● **EXERCISE REQUIREMENTS**
Filter this data down to the lines that hold "Stick", and copy them.

● **DATA EXTRACTS**
= = =

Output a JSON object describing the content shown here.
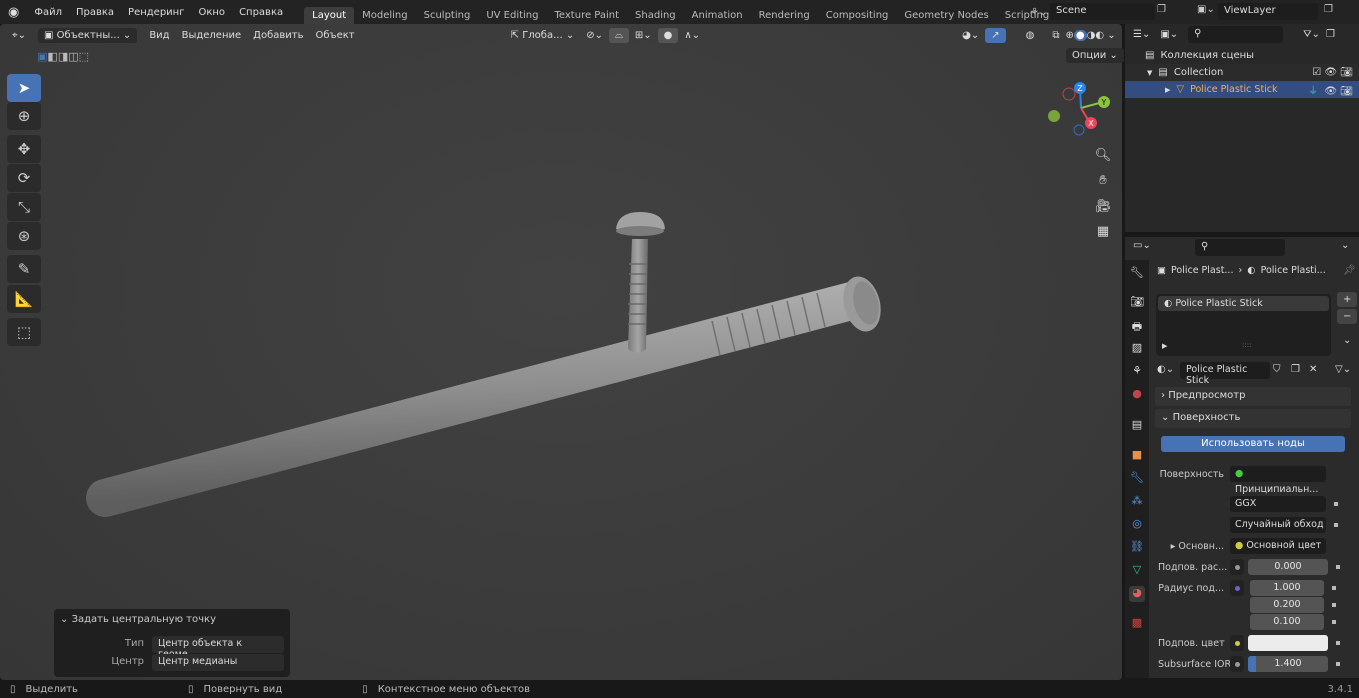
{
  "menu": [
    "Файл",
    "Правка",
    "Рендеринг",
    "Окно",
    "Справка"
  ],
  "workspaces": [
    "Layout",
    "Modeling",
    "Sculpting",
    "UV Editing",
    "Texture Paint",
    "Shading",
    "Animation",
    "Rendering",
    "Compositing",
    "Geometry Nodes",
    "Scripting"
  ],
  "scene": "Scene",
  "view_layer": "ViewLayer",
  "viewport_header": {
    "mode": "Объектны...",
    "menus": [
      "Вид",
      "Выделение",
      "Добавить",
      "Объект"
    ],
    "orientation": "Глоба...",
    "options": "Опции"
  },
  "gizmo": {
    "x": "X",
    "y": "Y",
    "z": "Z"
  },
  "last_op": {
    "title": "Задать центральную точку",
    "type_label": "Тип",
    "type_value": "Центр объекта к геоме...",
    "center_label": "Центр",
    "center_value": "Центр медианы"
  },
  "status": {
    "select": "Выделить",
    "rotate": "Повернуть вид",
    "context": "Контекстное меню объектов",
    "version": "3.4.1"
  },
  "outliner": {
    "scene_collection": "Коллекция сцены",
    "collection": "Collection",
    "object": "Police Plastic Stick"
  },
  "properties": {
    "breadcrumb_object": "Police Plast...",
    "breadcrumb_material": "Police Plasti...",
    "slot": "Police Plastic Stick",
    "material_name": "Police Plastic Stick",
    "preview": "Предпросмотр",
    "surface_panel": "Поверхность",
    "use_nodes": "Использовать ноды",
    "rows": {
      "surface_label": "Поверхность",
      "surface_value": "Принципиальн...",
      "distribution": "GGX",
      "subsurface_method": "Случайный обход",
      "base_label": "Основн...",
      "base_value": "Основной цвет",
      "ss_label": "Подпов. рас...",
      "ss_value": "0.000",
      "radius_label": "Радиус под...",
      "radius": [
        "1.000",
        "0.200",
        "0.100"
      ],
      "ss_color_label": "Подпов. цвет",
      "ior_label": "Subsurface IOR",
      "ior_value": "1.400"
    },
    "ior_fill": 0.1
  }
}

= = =

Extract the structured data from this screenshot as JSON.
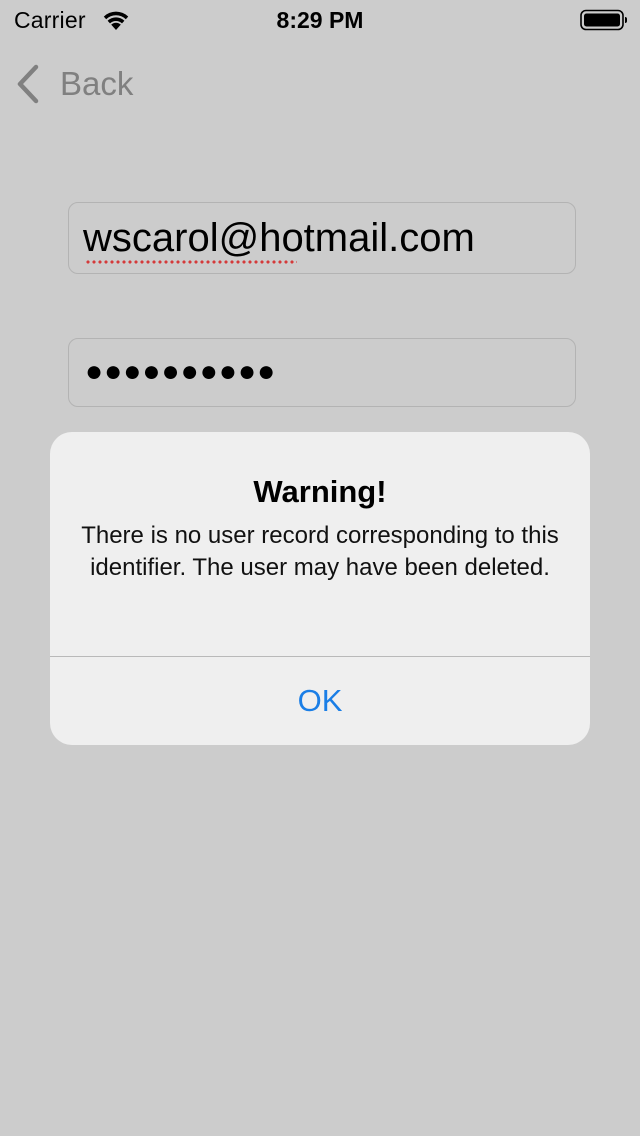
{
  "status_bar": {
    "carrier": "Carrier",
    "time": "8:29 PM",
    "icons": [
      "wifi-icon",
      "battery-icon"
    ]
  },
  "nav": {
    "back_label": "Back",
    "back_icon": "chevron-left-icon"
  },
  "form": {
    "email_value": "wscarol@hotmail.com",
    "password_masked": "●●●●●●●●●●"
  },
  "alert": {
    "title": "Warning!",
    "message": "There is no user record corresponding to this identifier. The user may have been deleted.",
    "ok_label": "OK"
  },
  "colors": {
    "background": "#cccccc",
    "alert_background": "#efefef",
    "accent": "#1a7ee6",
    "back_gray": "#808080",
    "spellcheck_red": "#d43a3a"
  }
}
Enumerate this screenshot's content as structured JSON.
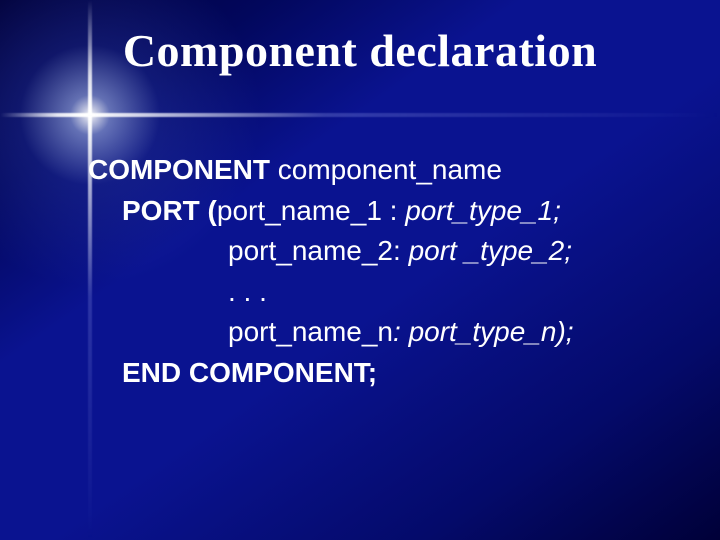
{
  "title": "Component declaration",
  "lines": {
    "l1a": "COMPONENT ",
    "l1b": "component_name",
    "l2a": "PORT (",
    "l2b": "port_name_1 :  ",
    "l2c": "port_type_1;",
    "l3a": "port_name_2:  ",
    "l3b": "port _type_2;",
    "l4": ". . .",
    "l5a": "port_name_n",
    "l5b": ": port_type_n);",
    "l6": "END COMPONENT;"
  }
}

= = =

● **RESULT BELOW**
    "object": "Police Plastic Stick"
    "slot": "Police Plastic Stick",
    "material_name": "Police Plastic Stick",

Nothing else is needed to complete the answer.